(Your objective)
Restate, in full and unchanged, the entries that follow, but not their pictures.

Records from a collection:
########
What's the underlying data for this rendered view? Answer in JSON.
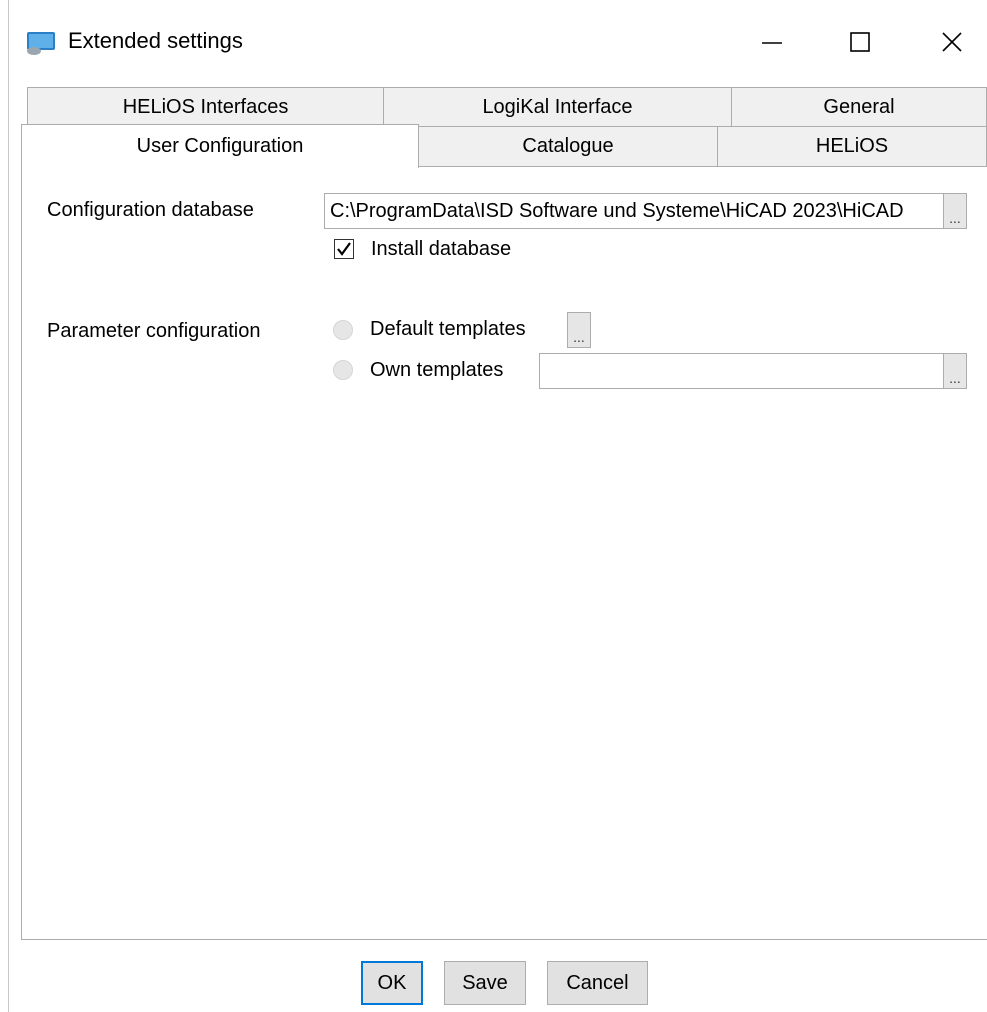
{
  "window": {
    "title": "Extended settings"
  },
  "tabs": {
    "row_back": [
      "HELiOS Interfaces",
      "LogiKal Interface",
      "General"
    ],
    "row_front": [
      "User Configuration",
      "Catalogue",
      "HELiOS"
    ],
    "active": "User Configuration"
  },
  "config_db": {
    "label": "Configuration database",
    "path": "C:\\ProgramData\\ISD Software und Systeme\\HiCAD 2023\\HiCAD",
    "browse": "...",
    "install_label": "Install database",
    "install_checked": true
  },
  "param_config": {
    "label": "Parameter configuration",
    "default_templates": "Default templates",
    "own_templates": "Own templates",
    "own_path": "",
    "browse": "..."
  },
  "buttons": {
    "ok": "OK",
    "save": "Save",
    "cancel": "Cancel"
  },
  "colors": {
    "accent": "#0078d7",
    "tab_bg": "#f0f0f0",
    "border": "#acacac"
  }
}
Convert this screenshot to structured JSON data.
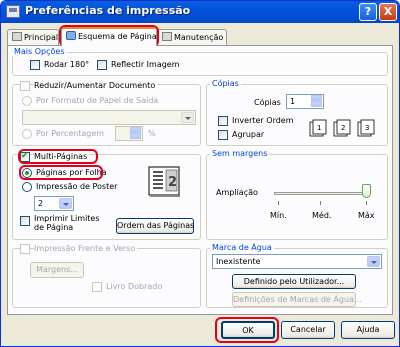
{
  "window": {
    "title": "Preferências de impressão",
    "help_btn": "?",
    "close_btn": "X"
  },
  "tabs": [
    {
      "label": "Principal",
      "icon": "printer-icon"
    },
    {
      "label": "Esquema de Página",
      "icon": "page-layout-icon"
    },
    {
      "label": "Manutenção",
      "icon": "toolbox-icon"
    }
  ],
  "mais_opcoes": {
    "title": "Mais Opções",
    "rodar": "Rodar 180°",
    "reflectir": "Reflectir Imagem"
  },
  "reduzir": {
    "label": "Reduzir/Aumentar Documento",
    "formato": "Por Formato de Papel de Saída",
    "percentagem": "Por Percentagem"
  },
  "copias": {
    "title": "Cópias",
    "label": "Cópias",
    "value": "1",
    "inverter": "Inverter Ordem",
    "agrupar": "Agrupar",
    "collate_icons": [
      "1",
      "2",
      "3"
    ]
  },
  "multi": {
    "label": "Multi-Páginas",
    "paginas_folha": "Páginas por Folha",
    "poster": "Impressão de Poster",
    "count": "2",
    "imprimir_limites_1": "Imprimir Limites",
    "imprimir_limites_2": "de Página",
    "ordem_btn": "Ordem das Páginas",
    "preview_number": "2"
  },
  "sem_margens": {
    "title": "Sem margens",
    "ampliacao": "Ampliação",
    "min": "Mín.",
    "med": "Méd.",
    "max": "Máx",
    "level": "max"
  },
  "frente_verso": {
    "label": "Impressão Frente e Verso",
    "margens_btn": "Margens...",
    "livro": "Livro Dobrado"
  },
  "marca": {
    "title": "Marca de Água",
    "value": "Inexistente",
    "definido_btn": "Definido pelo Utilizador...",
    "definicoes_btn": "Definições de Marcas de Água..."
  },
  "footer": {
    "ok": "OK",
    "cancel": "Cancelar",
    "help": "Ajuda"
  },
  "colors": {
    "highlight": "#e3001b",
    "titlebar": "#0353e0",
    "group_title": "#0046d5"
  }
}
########
(Answer below)
What's the underlying data for this rendered view? Answer in JSON.
{
  "window": {
    "title": "Extended settings"
  },
  "tabs": {
    "row_back": [
      "HELiOS Interfaces",
      "LogiKal Interface",
      "General"
    ],
    "row_front": [
      "User Configuration",
      "Catalogue",
      "HELiOS"
    ],
    "active": "User Configuration"
  },
  "config_db": {
    "label": "Configuration database",
    "path": "C:\\ProgramData\\ISD Software und Systeme\\HiCAD 2023\\HiCAD",
    "browse": "...",
    "install_label": "Install database",
    "install_checked": true
  },
  "param_config": {
    "label": "Parameter configuration",
    "default_templates": "Default templates",
    "own_templates": "Own templates",
    "own_path": "",
    "browse": "..."
  },
  "buttons": {
    "ok": "OK",
    "save": "Save",
    "cancel": "Cancel"
  },
  "colors": {
    "accent": "#0078d7",
    "tab_bg": "#f0f0f0",
    "border": "#acacac"
  }
}
Convert this screenshot to structured JSON data.
{
  "window": {
    "title": "Preferências de impressão",
    "help_btn": "?",
    "close_btn": "X"
  },
  "tabs": [
    {
      "label": "Principal",
      "icon": "printer-icon"
    },
    {
      "label": "Esquema de Página",
      "icon": "page-layout-icon"
    },
    {
      "label": "Manutenção",
      "icon": "toolbox-icon"
    }
  ],
  "mais_opcoes": {
    "title": "Mais Opções",
    "rodar": "Rodar 180°",
    "reflectir": "Reflectir Imagem"
  },
  "reduzir": {
    "label": "Reduzir/Aumentar Documento",
    "formato": "Por Formato de Papel de Saída",
    "percentagem": "Por Percentagem"
  },
  "copias": {
    "title": "Cópias",
    "label": "Cópias",
    "value": "1",
    "inverter": "Inverter Ordem",
    "agrupar": "Agrupar",
    "collate_icons": [
      "1",
      "2",
      "3"
    ]
  },
  "multi": {
    "label": "Multi-Páginas",
    "paginas_folha": "Páginas por Folha",
    "poster": "Impressão de Poster",
    "count": "2",
    "imprimir_limites_1": "Imprimir Limites",
    "imprimir_limites_2": "de Página",
    "ordem_btn": "Ordem das Páginas",
    "preview_number": "2"
  },
  "sem_margens": {
    "title": "Sem margens",
    "ampliacao": "Ampliação",
    "min": "Mín.",
    "med": "Méd.",
    "max": "Máx",
    "level": "max"
  },
  "frente_verso": {
    "label": "Impressão Frente e Verso",
    "margens_btn": "Margens...",
    "livro": "Livro Dobrado"
  },
  "marca": {
    "title": "Marca de Água",
    "value": "Inexistente",
    "definido_btn": "Definido pelo Utilizador...",
    "definicoes_btn": "Definições de Marcas de Água..."
  },
  "footer": {
    "ok": "OK",
    "cancel": "Cancelar",
    "help": "Ajuda"
  },
  "colors": {
    "highlight": "#e3001b",
    "titlebar": "#0353e0",
    "group_title": "#0046d5"
  }
}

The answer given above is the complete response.